We are moving ahead on strategic opportunities such as the Mackenzie Valley Fibre Optic Link Project. This project will provide a high-speed data link up the Valley and will have significant positive impacts for economic and community development, and the delivery of government services. This Budget commits $7 million to continue advancing the fibre link project.

Moving forward on these opportunities is made possible through our commitment to generating operating surpluses through our fiscal strategy. We know this will be made increasingly difficult as revenue growth slows, but we have already made great progress in protecting existing programs and making priority investments, and are poised to meet the challenge by working collaboratively to manage the growth of our operating budget.

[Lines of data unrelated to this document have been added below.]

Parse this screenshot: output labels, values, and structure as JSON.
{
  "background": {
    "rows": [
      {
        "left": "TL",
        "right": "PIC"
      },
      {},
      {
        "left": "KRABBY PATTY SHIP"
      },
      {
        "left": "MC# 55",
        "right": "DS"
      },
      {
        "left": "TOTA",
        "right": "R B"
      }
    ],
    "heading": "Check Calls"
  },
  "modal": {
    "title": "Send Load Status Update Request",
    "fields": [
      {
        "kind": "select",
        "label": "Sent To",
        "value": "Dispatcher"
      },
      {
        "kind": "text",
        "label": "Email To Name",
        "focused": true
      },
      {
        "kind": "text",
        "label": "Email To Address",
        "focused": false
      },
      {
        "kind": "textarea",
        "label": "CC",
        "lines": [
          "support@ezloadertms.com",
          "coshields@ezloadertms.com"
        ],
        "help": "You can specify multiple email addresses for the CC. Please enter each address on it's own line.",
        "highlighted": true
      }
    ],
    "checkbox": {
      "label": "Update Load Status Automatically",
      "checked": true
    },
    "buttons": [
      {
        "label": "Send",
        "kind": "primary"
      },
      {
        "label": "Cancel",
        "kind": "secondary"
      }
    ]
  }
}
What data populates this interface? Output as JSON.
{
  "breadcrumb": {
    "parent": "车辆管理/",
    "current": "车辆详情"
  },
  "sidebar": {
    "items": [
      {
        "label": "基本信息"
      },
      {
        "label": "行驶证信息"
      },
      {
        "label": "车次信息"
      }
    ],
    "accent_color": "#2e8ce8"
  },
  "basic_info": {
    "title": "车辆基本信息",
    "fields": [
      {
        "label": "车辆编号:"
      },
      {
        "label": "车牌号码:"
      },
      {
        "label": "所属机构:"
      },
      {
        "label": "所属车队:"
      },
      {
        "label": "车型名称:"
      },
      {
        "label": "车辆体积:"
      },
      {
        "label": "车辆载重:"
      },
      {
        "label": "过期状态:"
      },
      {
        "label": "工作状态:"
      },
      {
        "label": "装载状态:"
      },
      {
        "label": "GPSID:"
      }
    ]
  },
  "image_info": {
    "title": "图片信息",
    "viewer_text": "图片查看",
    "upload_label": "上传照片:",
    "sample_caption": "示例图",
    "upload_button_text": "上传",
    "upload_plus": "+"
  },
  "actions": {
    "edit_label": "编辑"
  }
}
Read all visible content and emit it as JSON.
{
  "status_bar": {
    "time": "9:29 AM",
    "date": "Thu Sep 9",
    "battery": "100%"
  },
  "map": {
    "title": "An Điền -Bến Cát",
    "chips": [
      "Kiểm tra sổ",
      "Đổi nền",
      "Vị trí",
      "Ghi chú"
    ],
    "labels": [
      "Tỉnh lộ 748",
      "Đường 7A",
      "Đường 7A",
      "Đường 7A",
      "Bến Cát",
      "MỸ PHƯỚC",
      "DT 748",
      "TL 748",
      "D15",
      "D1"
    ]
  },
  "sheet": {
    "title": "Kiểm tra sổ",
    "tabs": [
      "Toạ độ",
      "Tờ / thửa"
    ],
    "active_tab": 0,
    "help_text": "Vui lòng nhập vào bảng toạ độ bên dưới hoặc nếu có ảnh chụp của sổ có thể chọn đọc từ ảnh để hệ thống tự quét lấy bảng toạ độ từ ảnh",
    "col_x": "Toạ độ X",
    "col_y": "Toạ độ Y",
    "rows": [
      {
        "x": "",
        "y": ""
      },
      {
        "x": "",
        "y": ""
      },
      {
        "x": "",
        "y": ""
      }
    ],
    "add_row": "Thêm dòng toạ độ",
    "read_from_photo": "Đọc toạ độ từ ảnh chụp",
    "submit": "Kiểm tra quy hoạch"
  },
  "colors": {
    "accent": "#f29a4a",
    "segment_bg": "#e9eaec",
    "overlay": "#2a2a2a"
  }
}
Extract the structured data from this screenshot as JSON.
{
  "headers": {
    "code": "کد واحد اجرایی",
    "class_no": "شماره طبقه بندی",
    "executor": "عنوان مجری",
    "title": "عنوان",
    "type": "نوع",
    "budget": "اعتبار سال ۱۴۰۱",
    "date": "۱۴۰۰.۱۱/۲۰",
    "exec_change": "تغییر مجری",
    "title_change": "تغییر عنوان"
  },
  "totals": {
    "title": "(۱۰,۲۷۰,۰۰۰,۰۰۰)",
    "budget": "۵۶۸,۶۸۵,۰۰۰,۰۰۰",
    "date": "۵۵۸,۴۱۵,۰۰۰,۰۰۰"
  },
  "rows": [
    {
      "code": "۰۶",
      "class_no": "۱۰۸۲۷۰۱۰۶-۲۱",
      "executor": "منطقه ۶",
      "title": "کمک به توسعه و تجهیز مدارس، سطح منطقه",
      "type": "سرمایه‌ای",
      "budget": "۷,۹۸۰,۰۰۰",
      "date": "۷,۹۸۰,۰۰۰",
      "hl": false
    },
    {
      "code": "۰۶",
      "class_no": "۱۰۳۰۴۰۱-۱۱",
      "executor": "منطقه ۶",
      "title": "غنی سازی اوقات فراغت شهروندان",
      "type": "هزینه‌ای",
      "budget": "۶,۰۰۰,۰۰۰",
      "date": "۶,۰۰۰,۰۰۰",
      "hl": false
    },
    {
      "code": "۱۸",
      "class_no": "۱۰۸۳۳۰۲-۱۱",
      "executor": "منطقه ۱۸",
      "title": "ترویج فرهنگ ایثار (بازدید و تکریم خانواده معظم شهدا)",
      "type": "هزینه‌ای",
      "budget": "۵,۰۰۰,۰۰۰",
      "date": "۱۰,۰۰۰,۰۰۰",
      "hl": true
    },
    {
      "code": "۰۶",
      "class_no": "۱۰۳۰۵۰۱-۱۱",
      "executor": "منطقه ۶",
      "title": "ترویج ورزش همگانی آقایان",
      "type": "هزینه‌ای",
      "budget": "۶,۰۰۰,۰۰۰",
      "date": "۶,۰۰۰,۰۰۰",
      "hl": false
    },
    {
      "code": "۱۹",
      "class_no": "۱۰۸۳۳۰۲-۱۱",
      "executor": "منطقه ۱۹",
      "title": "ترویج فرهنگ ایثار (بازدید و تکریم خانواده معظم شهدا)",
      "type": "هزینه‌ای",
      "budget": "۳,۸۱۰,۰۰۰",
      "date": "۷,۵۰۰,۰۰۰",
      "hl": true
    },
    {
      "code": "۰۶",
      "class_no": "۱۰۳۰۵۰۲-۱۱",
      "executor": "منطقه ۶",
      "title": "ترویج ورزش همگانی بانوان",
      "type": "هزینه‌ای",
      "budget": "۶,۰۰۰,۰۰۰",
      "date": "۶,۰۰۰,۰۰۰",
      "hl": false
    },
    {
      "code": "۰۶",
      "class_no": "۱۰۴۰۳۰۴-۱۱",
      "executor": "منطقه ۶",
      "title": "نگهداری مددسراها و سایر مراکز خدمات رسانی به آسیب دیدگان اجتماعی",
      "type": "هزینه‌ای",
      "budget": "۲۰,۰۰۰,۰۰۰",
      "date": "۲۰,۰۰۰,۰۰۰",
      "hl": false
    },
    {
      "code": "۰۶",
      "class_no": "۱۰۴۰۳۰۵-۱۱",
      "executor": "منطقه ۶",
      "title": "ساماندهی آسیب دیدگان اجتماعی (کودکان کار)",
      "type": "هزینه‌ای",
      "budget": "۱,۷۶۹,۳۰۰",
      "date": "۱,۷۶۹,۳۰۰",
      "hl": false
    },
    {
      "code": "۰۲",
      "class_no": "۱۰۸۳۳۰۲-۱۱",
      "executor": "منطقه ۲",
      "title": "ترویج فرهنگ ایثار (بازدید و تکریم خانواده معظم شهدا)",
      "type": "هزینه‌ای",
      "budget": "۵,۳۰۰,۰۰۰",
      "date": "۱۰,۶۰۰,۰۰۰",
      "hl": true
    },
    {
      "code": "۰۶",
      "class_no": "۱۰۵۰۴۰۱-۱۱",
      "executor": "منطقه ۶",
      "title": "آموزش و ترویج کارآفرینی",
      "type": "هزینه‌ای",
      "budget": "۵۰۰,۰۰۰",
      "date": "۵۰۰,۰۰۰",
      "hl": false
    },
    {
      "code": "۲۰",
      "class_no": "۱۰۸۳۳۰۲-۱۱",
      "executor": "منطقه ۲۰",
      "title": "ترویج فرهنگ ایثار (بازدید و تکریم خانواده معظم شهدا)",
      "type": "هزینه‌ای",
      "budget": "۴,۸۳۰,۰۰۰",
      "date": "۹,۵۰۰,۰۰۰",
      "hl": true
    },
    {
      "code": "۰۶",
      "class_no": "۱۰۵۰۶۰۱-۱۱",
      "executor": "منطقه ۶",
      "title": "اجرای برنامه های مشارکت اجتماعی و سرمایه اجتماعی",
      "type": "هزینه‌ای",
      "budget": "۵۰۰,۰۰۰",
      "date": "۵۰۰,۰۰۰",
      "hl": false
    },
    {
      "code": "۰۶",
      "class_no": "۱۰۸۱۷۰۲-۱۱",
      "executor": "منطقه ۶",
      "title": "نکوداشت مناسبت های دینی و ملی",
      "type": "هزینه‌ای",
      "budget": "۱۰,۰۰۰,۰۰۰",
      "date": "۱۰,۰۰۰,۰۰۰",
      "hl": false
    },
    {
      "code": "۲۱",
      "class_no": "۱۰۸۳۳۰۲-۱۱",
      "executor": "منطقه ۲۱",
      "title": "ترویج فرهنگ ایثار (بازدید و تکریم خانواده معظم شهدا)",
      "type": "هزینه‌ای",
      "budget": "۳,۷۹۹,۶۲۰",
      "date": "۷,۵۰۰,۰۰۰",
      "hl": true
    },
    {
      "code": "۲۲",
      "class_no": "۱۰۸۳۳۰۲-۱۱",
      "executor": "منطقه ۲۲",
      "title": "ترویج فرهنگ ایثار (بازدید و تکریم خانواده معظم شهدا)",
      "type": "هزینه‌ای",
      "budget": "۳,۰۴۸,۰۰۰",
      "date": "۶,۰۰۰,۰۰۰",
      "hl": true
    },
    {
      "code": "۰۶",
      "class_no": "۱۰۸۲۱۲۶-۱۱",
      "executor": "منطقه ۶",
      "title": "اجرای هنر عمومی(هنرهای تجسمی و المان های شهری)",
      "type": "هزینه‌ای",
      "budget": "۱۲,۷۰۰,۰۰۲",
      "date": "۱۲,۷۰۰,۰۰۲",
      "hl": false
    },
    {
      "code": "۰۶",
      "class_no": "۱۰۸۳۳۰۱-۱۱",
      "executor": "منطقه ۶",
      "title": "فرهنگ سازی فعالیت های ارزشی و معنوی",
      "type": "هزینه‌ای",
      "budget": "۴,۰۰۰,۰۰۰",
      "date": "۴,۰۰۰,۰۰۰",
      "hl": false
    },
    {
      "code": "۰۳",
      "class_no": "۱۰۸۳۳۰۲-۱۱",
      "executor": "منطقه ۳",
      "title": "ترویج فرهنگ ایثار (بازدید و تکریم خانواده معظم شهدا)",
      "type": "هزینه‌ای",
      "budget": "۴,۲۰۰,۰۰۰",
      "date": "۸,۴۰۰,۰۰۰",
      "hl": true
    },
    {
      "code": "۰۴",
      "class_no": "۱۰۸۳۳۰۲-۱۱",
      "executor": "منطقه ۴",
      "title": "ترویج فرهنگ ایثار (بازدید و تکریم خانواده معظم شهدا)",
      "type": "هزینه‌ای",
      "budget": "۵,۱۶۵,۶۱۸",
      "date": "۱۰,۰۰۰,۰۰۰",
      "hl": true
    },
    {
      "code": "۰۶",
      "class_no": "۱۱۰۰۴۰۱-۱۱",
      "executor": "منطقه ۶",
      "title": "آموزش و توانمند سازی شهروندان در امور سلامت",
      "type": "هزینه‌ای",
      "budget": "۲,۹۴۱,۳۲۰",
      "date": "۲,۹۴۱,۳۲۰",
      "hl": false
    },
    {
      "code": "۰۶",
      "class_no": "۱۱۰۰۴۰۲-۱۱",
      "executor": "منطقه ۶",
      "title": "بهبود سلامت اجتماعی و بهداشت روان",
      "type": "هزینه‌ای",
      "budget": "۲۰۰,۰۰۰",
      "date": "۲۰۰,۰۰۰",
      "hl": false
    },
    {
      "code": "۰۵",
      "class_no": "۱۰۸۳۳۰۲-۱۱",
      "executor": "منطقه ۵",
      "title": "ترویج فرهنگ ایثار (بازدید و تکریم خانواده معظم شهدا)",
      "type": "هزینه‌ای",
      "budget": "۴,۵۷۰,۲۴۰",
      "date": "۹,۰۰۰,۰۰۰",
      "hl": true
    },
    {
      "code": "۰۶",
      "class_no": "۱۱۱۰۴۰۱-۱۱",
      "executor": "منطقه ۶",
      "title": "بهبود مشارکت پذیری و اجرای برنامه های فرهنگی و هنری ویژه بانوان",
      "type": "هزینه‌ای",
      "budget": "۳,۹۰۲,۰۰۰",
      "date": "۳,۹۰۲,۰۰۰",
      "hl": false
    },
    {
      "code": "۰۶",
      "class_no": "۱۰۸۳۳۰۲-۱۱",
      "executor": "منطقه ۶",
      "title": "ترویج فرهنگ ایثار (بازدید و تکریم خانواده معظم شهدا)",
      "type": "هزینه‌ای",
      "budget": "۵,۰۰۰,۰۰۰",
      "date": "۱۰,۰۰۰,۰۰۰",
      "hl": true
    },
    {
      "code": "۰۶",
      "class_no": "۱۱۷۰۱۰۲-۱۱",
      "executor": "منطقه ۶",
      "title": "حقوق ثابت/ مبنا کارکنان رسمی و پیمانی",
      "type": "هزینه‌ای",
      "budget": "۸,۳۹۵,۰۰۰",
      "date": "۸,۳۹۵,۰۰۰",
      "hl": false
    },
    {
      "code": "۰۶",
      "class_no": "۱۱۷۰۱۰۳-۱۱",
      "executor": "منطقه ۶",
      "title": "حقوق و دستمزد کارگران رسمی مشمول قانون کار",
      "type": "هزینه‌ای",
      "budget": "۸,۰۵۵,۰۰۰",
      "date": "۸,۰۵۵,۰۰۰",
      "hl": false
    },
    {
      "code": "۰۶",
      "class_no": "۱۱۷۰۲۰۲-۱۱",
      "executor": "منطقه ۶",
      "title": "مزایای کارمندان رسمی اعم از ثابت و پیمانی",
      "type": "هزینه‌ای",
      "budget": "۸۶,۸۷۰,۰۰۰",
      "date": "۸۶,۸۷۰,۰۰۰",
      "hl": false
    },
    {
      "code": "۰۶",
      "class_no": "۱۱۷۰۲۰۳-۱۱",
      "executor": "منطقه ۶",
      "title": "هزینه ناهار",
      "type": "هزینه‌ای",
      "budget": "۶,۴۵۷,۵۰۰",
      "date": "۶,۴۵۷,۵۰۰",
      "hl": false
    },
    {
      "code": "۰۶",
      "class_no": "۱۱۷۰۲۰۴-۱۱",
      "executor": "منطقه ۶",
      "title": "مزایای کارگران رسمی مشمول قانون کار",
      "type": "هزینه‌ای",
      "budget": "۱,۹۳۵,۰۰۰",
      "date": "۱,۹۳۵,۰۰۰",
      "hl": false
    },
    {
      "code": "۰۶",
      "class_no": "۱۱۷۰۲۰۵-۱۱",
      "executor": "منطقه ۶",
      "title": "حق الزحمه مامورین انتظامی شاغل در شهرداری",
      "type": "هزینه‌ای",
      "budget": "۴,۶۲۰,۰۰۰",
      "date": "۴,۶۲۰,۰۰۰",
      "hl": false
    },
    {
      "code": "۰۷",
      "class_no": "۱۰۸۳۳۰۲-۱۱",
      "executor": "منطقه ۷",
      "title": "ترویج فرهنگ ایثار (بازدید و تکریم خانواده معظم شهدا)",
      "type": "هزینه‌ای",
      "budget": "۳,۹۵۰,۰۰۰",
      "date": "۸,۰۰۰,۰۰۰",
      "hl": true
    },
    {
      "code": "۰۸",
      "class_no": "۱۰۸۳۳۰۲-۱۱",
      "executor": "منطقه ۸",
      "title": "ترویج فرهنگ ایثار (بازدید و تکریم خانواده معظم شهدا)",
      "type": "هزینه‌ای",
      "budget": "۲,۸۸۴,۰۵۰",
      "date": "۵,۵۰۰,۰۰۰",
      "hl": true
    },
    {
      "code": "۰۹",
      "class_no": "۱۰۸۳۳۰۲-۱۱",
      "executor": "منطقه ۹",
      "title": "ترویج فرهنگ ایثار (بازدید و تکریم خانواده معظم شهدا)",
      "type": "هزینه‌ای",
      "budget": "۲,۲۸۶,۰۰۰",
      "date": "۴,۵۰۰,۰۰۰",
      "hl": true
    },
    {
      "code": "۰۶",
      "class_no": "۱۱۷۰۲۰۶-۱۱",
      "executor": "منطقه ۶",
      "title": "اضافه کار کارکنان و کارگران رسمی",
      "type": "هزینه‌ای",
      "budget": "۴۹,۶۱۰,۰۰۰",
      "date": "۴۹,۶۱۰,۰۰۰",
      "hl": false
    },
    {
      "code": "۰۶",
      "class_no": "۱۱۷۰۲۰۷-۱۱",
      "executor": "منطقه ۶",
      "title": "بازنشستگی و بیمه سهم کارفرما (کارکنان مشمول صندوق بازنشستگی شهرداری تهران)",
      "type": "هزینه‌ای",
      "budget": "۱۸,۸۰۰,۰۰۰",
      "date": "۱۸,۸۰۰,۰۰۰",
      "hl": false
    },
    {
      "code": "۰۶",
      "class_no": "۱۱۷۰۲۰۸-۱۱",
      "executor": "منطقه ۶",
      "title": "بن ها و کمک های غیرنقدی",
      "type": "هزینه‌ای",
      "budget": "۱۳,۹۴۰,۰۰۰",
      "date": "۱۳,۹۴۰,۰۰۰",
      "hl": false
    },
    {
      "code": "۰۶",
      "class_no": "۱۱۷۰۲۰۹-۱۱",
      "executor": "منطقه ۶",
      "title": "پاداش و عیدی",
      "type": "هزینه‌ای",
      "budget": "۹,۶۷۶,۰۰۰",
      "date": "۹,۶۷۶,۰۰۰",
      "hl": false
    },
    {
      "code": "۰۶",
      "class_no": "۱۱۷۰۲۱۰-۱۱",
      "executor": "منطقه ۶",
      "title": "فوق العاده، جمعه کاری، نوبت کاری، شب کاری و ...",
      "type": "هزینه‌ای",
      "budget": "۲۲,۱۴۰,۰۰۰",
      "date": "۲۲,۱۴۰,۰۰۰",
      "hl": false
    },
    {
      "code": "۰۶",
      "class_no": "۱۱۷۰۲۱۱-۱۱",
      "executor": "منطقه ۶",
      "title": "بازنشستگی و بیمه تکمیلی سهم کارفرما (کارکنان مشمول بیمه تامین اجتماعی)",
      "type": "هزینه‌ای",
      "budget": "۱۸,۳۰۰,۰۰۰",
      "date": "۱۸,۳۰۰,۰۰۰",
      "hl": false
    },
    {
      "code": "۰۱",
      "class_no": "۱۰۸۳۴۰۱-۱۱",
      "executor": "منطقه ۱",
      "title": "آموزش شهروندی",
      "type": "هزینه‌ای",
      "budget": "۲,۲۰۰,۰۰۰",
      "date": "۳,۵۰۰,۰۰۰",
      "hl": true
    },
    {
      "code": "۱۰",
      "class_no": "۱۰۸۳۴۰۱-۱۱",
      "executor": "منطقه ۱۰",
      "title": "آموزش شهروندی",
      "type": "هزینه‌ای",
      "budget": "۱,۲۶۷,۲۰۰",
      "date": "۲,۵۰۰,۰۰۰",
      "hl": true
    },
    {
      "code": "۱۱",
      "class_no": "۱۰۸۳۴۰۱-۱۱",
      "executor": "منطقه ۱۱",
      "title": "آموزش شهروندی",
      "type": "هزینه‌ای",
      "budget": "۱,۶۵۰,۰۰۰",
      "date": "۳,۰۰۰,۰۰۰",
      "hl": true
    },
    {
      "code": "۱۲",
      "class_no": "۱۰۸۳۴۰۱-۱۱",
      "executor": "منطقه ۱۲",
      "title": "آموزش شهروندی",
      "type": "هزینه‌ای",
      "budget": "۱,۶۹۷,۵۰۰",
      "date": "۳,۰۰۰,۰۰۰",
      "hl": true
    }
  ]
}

We look forward to the finalization of the Devolution Agreement in the near future. The authority and control of our resources is one of the most immediate and tangible ways we can grow our revenues and economy in the coming years. We have put ourselves on a sustainable fiscal path so that resource revenues from the Final Devolution Agreement can be used for investments in infrastructure to grow the economy, paying down our debt, and, when appropriate, saving in the Heritage Fund for future generations. To further support economic growth across the NWT and extend the benefits of devolution, we have also committed to sharing a portion of these resource revenues with participating Aboriginal governments, helping to build capacity and opportunities in regions and communities.

This Budget keeps us on the path we set last year to continue living within our means while allowing us to make some strategic investments in areas that need attention. Our new spending initiatives address the issues raised by Members of the Legislative Assembly and reflect concerns and ideas shared during our Budget Dialogue process.

This Budget makes investments in Caucus priorities such as prevention, early childhood development, addictions programming, and improvements and innovation in health care delivery to ensure a fair and sustainable health care system. Investments that strengthen and diversify our economy such as the Mackenzie Valley Fibre Optic Link, tourism marketing, and decentralization of positions to increase opportunities throughout the territory are critical in building a prosperous future. This Budget also devotes resources to ensuring responsible stewardship of our land and water through partnerships and continued negotiation of devolution.

Mr. Speaker, we have collectively made a conscious decision to push ourselves fiscally as a Legislature, maintaining and protecting programs and services, while at the same time investing in critical major infrastructure like the bridge and now the Inuvik to Tuktoyaktuk highway. We were able to achieve all these investments while maintaining the operating surplus needed to fund infrastructure; but our work is not done. We must stay the course and continue to control expenditure growth so that we can remain fiscally sustainable and at the same time invest in infrastructure to position us for a self‑sufficient and diverse economic future.